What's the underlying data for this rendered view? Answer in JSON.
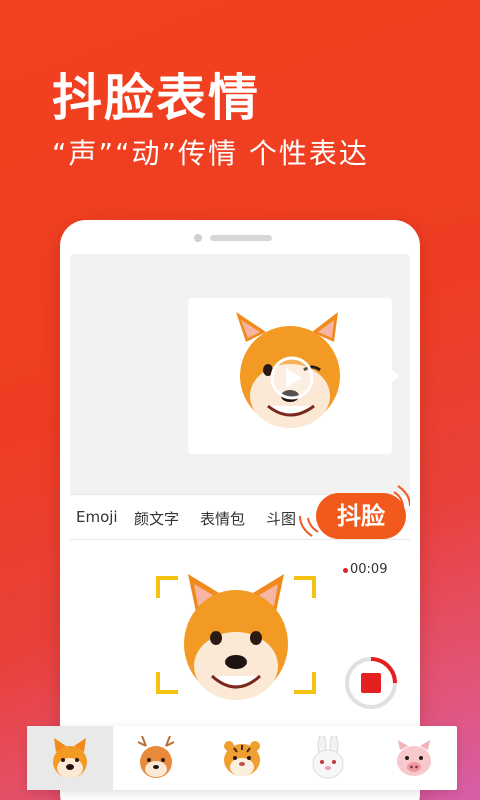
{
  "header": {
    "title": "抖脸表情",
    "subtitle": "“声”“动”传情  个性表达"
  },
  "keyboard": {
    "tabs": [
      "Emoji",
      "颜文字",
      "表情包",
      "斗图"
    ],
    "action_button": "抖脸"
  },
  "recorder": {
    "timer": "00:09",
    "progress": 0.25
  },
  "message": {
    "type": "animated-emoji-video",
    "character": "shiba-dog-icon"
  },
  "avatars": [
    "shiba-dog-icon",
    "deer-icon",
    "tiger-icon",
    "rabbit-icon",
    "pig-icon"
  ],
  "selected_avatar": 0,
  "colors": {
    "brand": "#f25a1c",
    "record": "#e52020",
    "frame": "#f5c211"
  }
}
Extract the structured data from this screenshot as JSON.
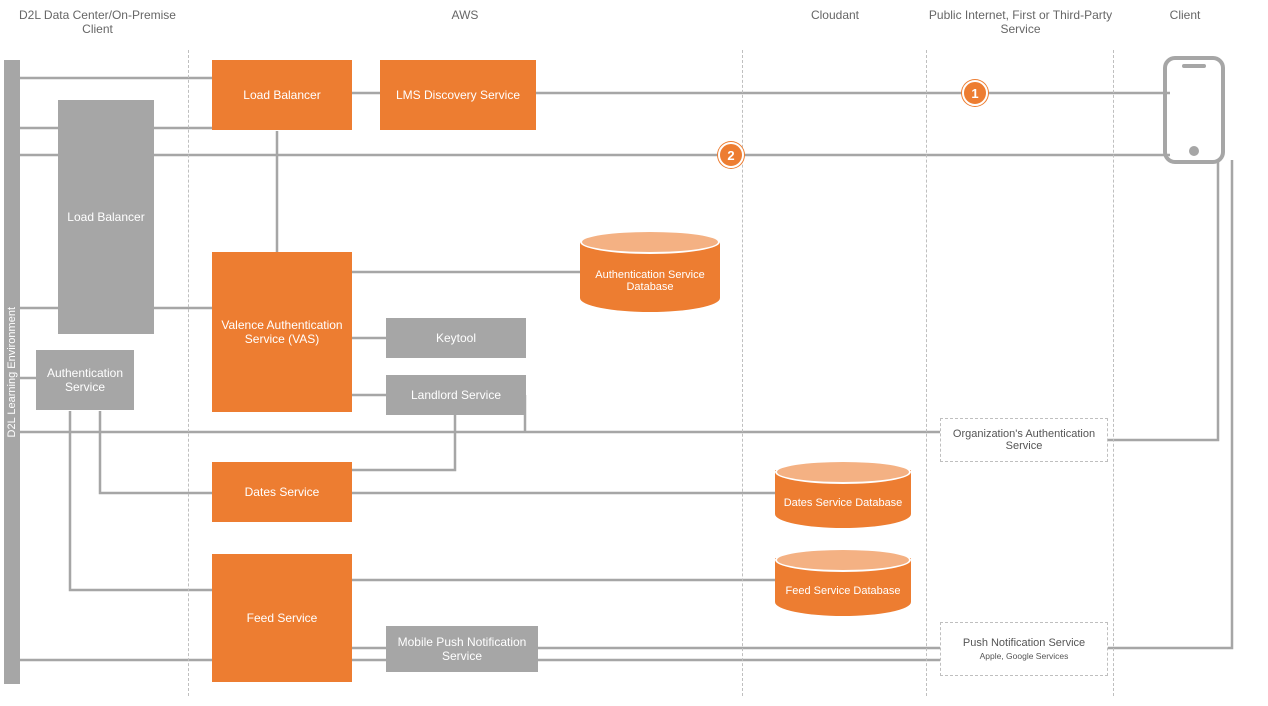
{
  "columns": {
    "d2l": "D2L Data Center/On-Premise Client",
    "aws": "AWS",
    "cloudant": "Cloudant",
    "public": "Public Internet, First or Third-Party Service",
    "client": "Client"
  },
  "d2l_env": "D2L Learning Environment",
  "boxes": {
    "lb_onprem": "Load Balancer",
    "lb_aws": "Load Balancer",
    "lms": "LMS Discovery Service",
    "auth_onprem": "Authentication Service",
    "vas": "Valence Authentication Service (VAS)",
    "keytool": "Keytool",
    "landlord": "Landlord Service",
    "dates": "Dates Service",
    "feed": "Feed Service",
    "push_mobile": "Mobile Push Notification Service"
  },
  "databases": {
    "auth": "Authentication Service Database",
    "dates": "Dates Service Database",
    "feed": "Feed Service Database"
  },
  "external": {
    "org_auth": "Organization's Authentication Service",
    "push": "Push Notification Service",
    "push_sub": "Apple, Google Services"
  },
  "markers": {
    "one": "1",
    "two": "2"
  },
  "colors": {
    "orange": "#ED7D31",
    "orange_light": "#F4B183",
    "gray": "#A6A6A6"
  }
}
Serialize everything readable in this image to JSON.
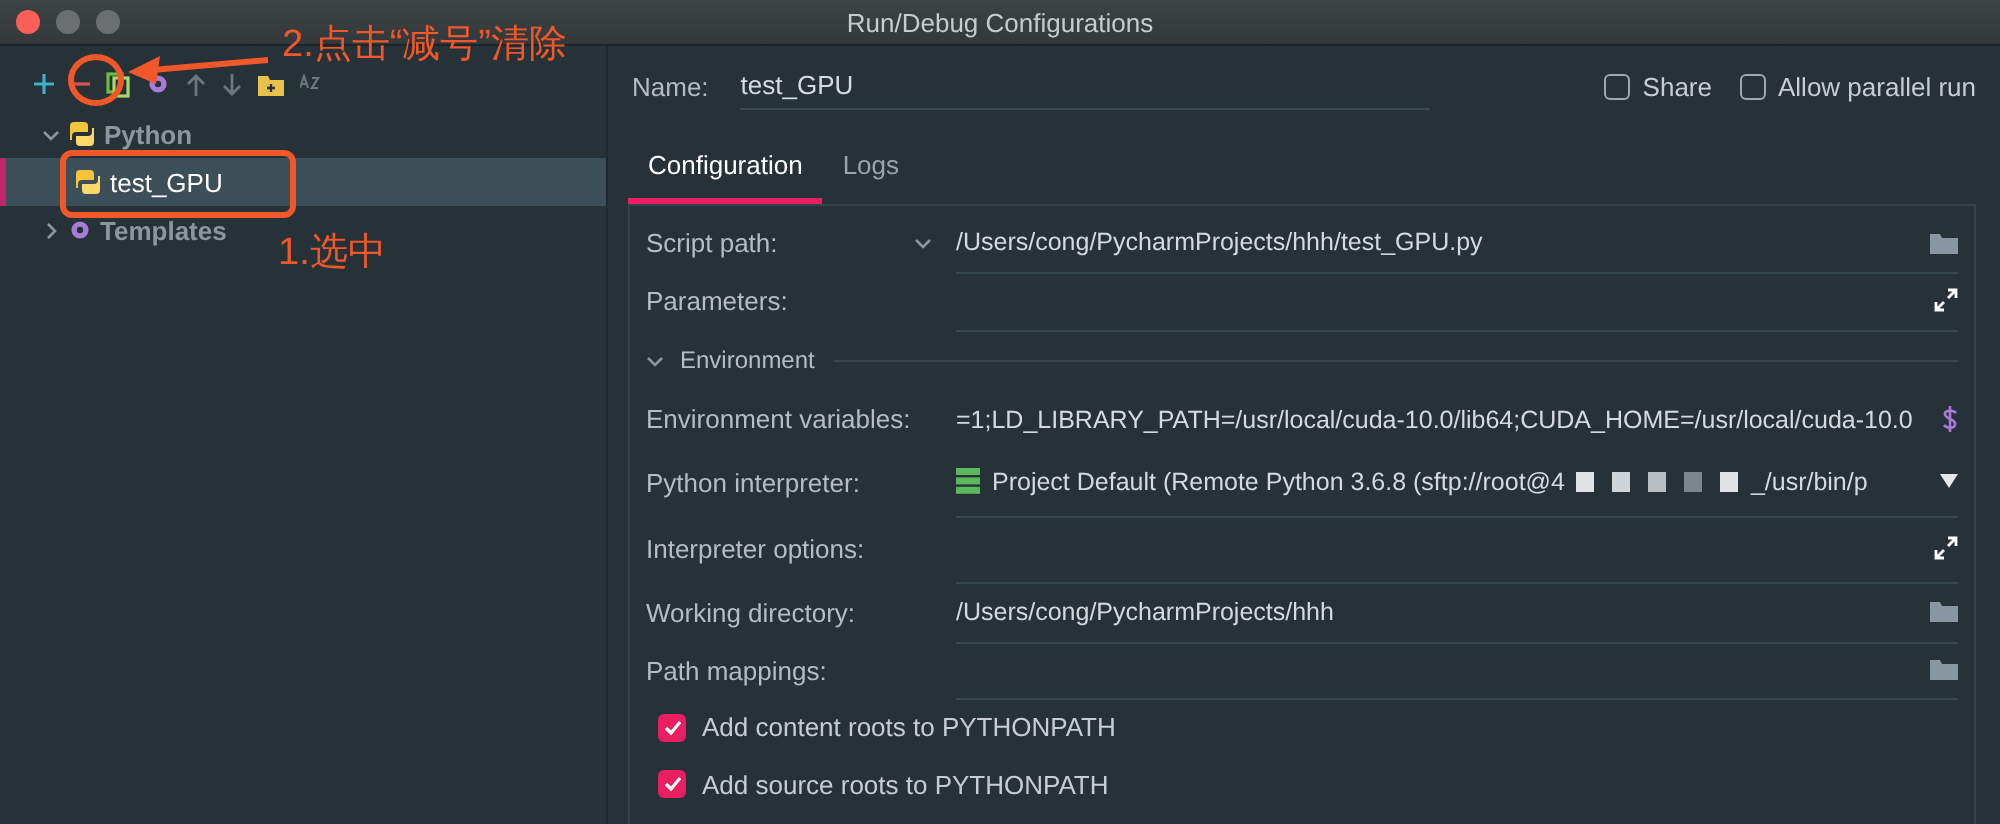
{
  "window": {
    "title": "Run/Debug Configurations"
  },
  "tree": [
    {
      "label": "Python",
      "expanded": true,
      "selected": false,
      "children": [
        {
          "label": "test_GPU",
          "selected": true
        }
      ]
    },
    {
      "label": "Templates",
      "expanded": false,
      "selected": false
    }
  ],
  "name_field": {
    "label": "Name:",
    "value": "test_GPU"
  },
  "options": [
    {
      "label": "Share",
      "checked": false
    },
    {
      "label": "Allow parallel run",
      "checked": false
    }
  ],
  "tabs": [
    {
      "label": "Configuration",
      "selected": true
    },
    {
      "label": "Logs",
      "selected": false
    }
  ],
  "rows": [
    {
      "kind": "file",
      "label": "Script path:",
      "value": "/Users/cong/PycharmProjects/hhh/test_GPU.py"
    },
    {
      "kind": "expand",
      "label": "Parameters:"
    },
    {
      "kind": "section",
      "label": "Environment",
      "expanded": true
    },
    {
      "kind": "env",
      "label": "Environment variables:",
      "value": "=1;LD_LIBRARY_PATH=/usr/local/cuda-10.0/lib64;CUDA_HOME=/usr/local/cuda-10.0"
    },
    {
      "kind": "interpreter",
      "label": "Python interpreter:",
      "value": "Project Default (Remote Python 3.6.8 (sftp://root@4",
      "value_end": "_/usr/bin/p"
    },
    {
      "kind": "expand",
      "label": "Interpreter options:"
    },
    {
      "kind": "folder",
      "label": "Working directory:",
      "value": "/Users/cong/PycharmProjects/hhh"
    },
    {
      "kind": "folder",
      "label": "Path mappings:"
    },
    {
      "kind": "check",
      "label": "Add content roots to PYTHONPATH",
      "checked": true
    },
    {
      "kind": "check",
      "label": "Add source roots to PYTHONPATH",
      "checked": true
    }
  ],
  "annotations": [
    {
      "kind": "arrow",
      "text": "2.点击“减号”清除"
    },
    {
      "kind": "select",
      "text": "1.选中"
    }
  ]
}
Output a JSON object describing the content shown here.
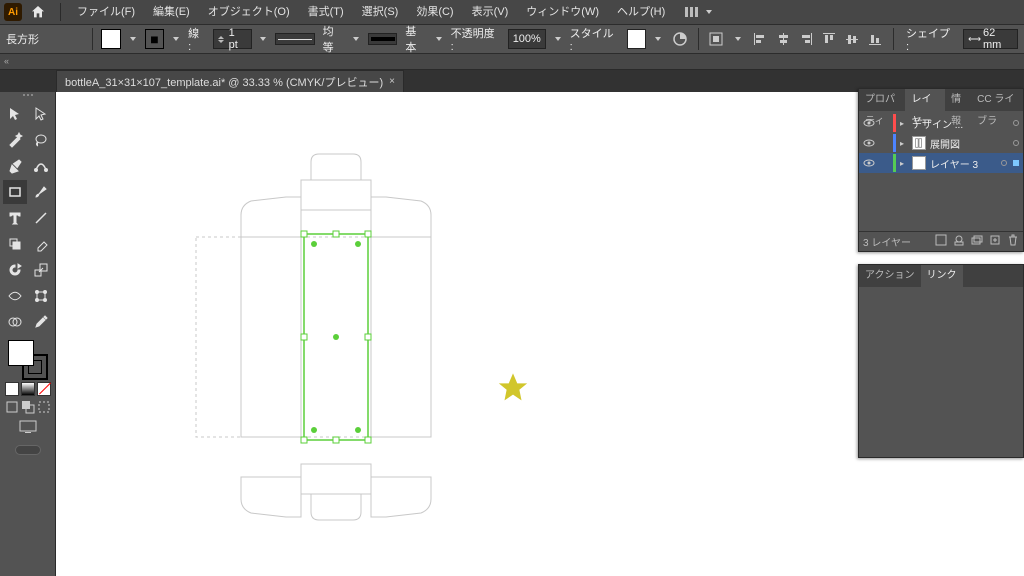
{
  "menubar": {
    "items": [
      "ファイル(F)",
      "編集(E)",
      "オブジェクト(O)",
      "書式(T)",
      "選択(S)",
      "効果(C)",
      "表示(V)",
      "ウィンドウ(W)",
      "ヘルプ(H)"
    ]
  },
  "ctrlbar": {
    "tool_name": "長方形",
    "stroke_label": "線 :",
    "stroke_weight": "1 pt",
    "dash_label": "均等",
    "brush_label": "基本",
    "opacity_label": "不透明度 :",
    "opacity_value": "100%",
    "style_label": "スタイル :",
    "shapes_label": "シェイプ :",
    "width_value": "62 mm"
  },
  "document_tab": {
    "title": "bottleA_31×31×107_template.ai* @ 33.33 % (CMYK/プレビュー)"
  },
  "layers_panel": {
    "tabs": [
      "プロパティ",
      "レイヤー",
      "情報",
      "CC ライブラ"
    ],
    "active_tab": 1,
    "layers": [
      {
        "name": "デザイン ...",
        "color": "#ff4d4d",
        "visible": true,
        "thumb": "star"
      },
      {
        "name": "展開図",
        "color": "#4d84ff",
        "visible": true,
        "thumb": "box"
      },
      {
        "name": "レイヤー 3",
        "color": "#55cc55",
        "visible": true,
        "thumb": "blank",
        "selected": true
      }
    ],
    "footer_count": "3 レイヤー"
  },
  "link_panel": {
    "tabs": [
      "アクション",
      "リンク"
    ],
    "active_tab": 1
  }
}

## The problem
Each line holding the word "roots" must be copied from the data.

## Problem solution
      "label": "Add content roots to PYTHONPATH",
      "label": "Add source roots to PYTHONPATH",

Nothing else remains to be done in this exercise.